March 1, 2022

Ten graduate students to compete in 3MT final tonight

Submitted by Megan Miller

Ten graduate students will compete in the final round of the Three Minute Thesis competition at 5:30 p.m. Tuesday, March 1, at the K-State Alumni Center Banquet Room. Attendance is open to the public. The event will begin with a brief social period with snacks and refreshments. The formal program begins at 6 p.m.

The 10 finalists:

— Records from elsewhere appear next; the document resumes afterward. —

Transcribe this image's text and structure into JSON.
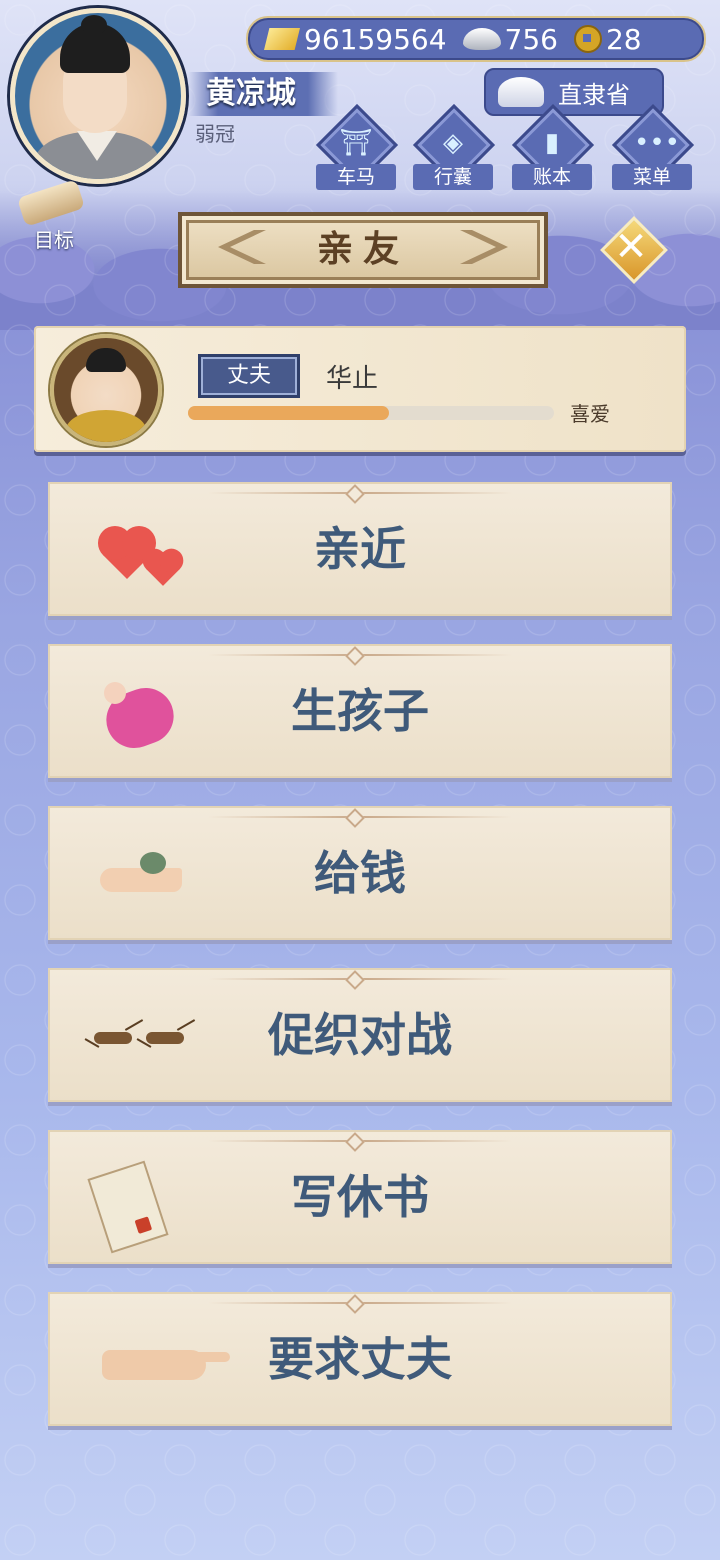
{
  "player": {
    "name": "黄凉城",
    "age_title": "弱冠"
  },
  "resources": {
    "gold": "96159564",
    "silver": "756",
    "coins": "28"
  },
  "location": "直隶省",
  "menu": [
    {
      "label": "车马",
      "icon": "carriage-icon"
    },
    {
      "label": "行囊",
      "icon": "bag-icon"
    },
    {
      "label": "账本",
      "icon": "ledger-icon"
    },
    {
      "label": "菜单",
      "icon": "more-icon"
    }
  ],
  "goal_label": "目标",
  "title": "亲友",
  "close_icon": "close-icon",
  "relative": {
    "tag": "丈夫",
    "name": "华止",
    "affection_label": "喜爱",
    "affection_level": 0.55
  },
  "actions": [
    {
      "label": "亲近",
      "icon": "hearts-icon"
    },
    {
      "label": "生孩子",
      "icon": "baby-icon"
    },
    {
      "label": "给钱",
      "icon": "money-hand-icon"
    },
    {
      "label": "促织对战",
      "icon": "cricket-icon"
    },
    {
      "label": "写休书",
      "icon": "divorce-letter-icon"
    },
    {
      "label": "要求丈夫",
      "icon": "pointing-hand-icon"
    }
  ],
  "colors": {
    "accent": "#5a6bb3",
    "affection_fill": "#eaa85b",
    "action_text": "#3f5a7a"
  }
}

  • Natalie Duling, master's student in music, "Inclusive high school music education: How do we get there?"
  • Brandi Feehan, doctoral student in genetics, "Clue: Discovering the who, where, and what of gut microbes."
  • Olivia Haley, doctoral student in horticulture and natural resources, "There's a photon in my water! UV light, food safety, and you."
  • Lindsay Howard, doctoral student in couple and family therapy, "Raising an emotionally strong society."
  • Mehreen Iftikhar, master's student in grain science, "Accelerated shelf-life study of rice with added micronutrients."
  • Camille Rieber, master's student in statistics, "Why did the prairie chicken cross the road?"
  • Kiana Schulze, doctoral student in kinesiology, "Pulmonary hypertension: Not just a lung disease?"
  • Ketan Shende, doctoral student in biological and agricultural engineering, "Less time, more data!"
  • Jack Sytsma, master's student in biology, "Saving the Prairie from Drought, One Grass at a Time"
  • Lily Woitaszewski, master's student in agronomy, "Cattle and cover crops: Coming together to combat weeds."

Judges in K-State's final competition select a first-place winner to receive a $500 scholarship and to represent K-State in the Midwestern Association of Graduate Schools' 3MT Competition in April. The second-place presenter is awarded a $250 scholarship. The audience will participate by voting for the people's choice winner, who receives a $125 scholarship.

The Three Minute Thesis Competition, known as 3MT, began in 2008 at the University of Queensland, Australia. The 3MT challenges graduate students to hone their science communication skills by presenting a compelling oration on their thesis topic and its significance in three minutes using a single slide.

Questions about K-State's Three Minute Thesis Competition can be directed to Megan Miller, the Graduate School's student success coordinator, at mmmiller@k-state.edu.